Takes list of arguments from command line (as @ARGV), prints to STDOUT by default.

This is an alternative approach, based on the following relationship:

Minimum pairs = ( Population size + # Odd neighbourhoods ) / 2


(See this answer for how neighbourhood is defined)

# Javascript, 67 bytes

a=>(a=a.sort((a,b)=>a-b)).filter((n,i)=>m=!m|n-a[i-1]>2,m=0).length


Example code snippet:

f=
a=>(a=a.sort((a,b)=>a-b)).filter((n,i)=>m=!m|n-a[i-1]>2,m=0).length

v=[[2,4,6,6,8,14],[2,1,3,1,1],[4,1,4,9,1,8,9,1,8,4],[1,2,3,5,7,8,10,12]]
for(k=0;k<4;k++)
console.log(f([${v[k]}])=${f(v[k])})

# J, 29 28 bytes

[:#(([#~_2>-&{.),_:0}])/@/:~


Try it online!

Basic idea:

• /:~ Sort.
• (...)/ Fold from the right, collapsing pairs into the single value infinity _, and appending the new value otherwise.
• [:# Return the length of the result.

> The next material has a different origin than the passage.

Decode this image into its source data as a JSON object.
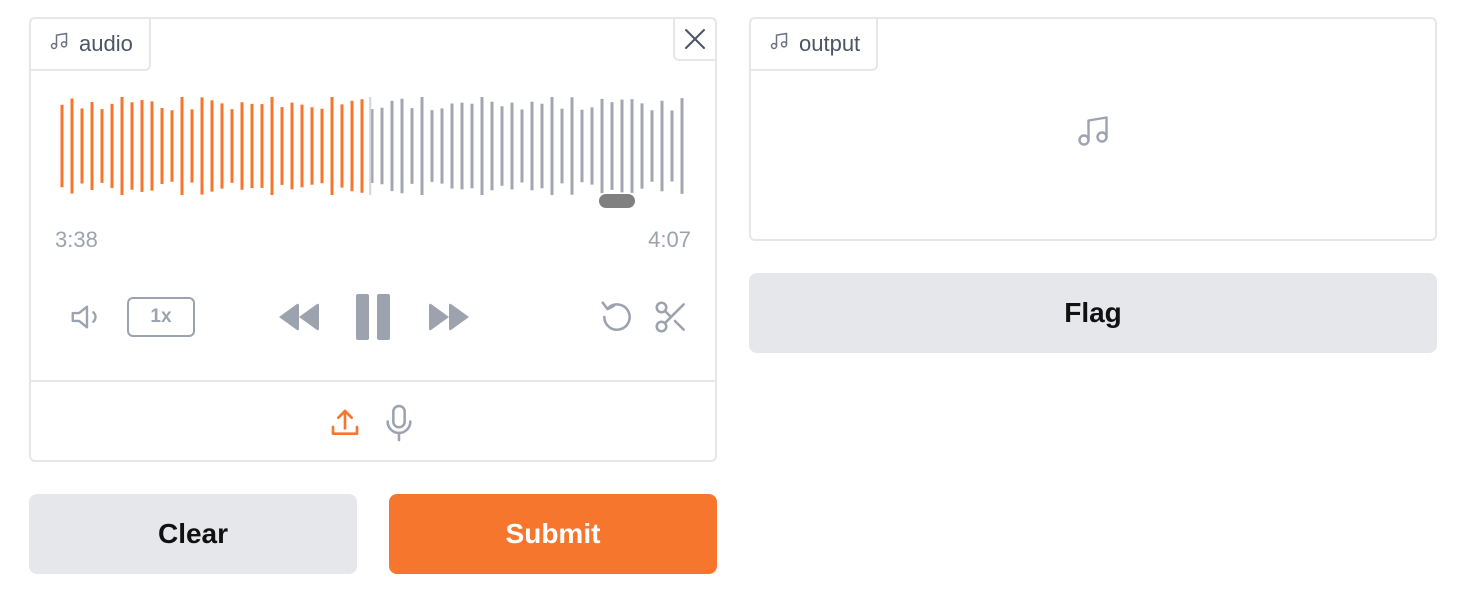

Specifically, step 2 works like this:

• _:0}] Update the first element 0} of the right-hand fold argument ] (the list we're "building", the "memo" of the reduce, etc) to infinity _:.
• _2>-&{. When the difference between the left-hand fold argument and the first element of the right-hand fold argument is less than negative 2 _2, append the left-hand argument [#~...,. This condition will hold when either:
• The values are too far apart to wear the same shoe.
• The previous value was already "used up" by a preceding pair. The right argument will always be infinity in this case.

# Jelly, 13 bytes

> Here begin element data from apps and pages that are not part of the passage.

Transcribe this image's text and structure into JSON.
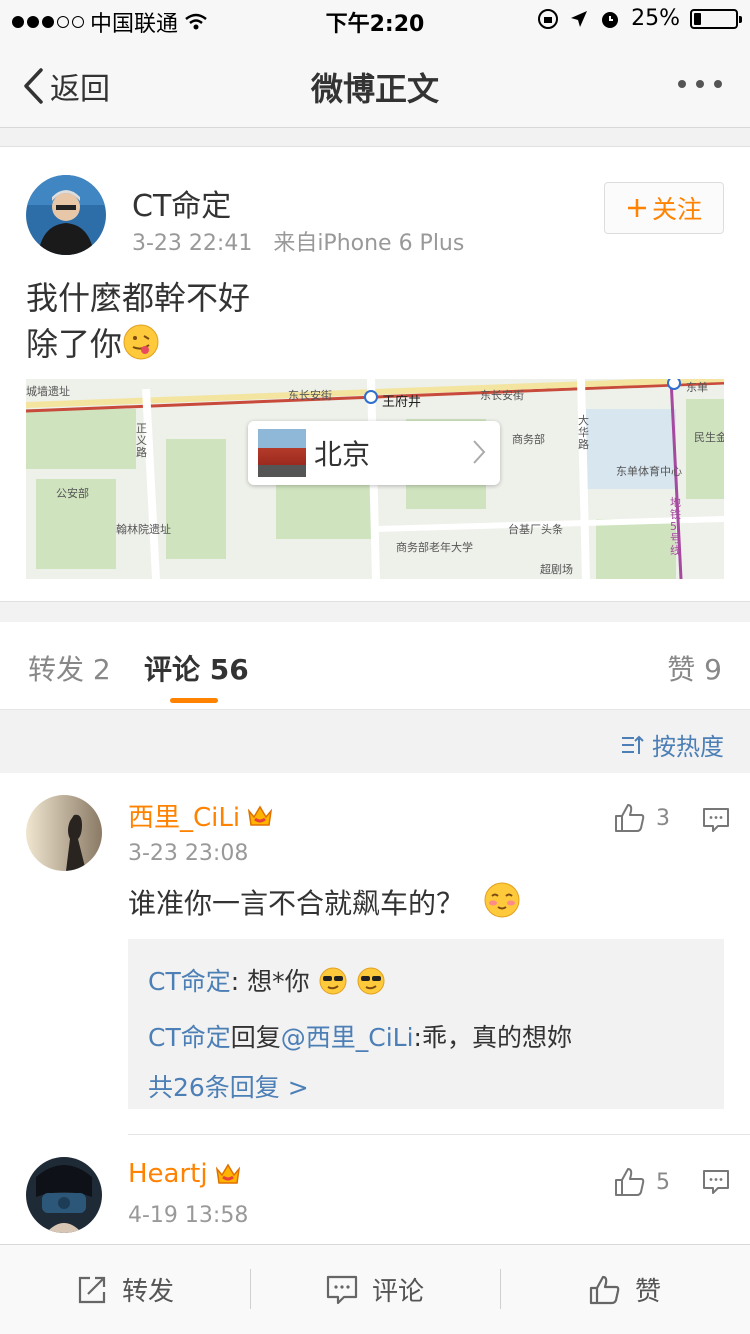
{
  "status_bar": {
    "carrier": "中国联通",
    "time": "下午2:20",
    "battery": "25%",
    "battery_level": 0.25
  },
  "nav": {
    "back_label": "返回",
    "title": "微博正文"
  },
  "post": {
    "author": "CT命定",
    "time": "3-23 22:41",
    "source": "来自iPhone 6 Plus",
    "follow_label": "关注",
    "text_line1": "我什麼都幹不好",
    "text_line2": "除了你",
    "map_location": "北京",
    "map_labels": [
      "东长安街",
      "王府井",
      "东长安街",
      "商务部",
      "正义路",
      "公安部",
      "东单体育中心",
      "民生金",
      "翰林院遗址",
      "台基厂头条",
      "商务部老年大学",
      "超剧场",
      "城墙遗址",
      "大华路",
      "东单",
      "地铁5号线"
    ]
  },
  "tabs": {
    "repost_label": "转发",
    "repost_count": "2",
    "comment_label": "评论",
    "comment_count": "56",
    "like_label": "赞",
    "like_count": "9"
  },
  "sort_label": "按热度",
  "comments": [
    {
      "name": "西里_CiLi",
      "time": "3-23 23:08",
      "likes": "3",
      "text": "谁准你一言不合就飙车的？",
      "replies": {
        "r1_user": "CT命定",
        "r1_text": ": 想*你",
        "r2_user": "CT命定",
        "r2_mid": "回复",
        "r2_mention": "@西里_CiLi",
        "r2_text": ":乖，真的想妳",
        "all_label": "共26条回复 >"
      }
    },
    {
      "name": "Heartj",
      "time": "4-19 13:58",
      "likes": "5"
    }
  ],
  "toolbar": {
    "repost": "转发",
    "comment": "评论",
    "like": "赞"
  },
  "colors": {
    "accent": "#ff8200",
    "link": "#4c7fb6"
  }
}
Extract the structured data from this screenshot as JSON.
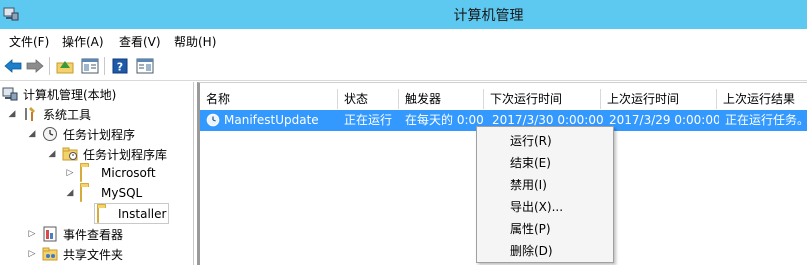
{
  "window": {
    "title": "计算机管理"
  },
  "menubar": [
    "文件(F)",
    "操作(A)",
    "查看(V)",
    "帮助(H)"
  ],
  "toolbar": {
    "buttons": [
      "back-arrow-icon",
      "forward-arrow-icon",
      "up-folder-icon",
      "show-hide-tree-icon",
      "help-icon",
      "properties-pane-icon"
    ]
  },
  "tree": {
    "root": "计算机管理(本地)",
    "system_tools": "系统工具",
    "task_scheduler": "任务计划程序",
    "task_library": "任务计划程序库",
    "microsoft": "Microsoft",
    "mysql": "MySQL",
    "installer": "Installer",
    "event_viewer": "事件查看器",
    "shared_folders": "共享文件夹"
  },
  "list": {
    "columns": [
      "名称",
      "状态",
      "触发器",
      "下次运行时间",
      "上次运行时间",
      "上次运行结果"
    ],
    "rows": [
      {
        "name": "ManifestUpdate",
        "status": "正在运行",
        "trigger": "在每天的 0:00",
        "next_run": "2017/3/30 0:00:00",
        "last_run": "2017/3/29 0:00:00",
        "last_result": "正在运行任务。"
      }
    ]
  },
  "context_menu": {
    "items": [
      "运行(R)",
      "结束(E)",
      "禁用(I)",
      "导出(X)...",
      "属性(P)",
      "删除(D)"
    ]
  },
  "colors": {
    "titlebar": "#5dc8f0",
    "selection": "#3399ff"
  }
}
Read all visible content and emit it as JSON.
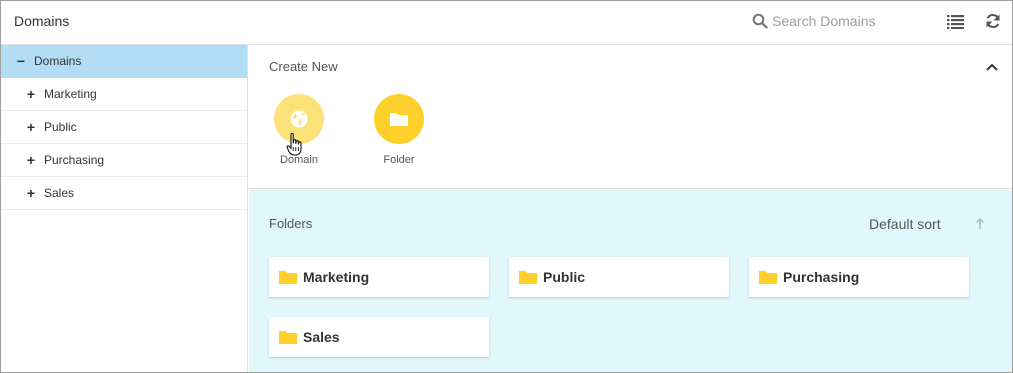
{
  "header": {
    "title": "Domains",
    "search_placeholder": "Search Domains",
    "icons": [
      "search-icon",
      "list-view-icon",
      "refresh-icon"
    ]
  },
  "sidebar": {
    "items": [
      {
        "label": "Domains",
        "toggle": "−",
        "selected": true
      },
      {
        "label": "Marketing",
        "toggle": "+"
      },
      {
        "label": "Public",
        "toggle": "+"
      },
      {
        "label": "Purchasing",
        "toggle": "+"
      },
      {
        "label": "Sales",
        "toggle": "+"
      }
    ]
  },
  "create_new": {
    "title": "Create New",
    "items": [
      {
        "label": "Domain",
        "icon": "globe-icon"
      },
      {
        "label": "Folder",
        "icon": "folder-icon"
      }
    ]
  },
  "folders": {
    "title": "Folders",
    "sort_label": "Default sort",
    "items": [
      {
        "label": "Marketing"
      },
      {
        "label": "Public"
      },
      {
        "label": "Purchasing"
      },
      {
        "label": "Sales"
      }
    ]
  },
  "colors": {
    "accent_yellow": "#fdd02b",
    "selected_row": "#b3dcf5",
    "folders_background": "#e0f7fc"
  }
}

Ṣ3+þŒpŒɠ€HĊ§Ṃ


Try it online!

# Explatation

Ṣ3+þŒpŒɠ€HĊ§Ṃ   Main monadic link
Ṣ               Sort
3+þ            Add [1,2,3] to each element
Œp          Cartesian product
Œɠ        Run lengths
€         of each sublist
H      Halve all numbers
Ċ     Ceil all numbers
§    Sum each sublist
Ṃ   Minimum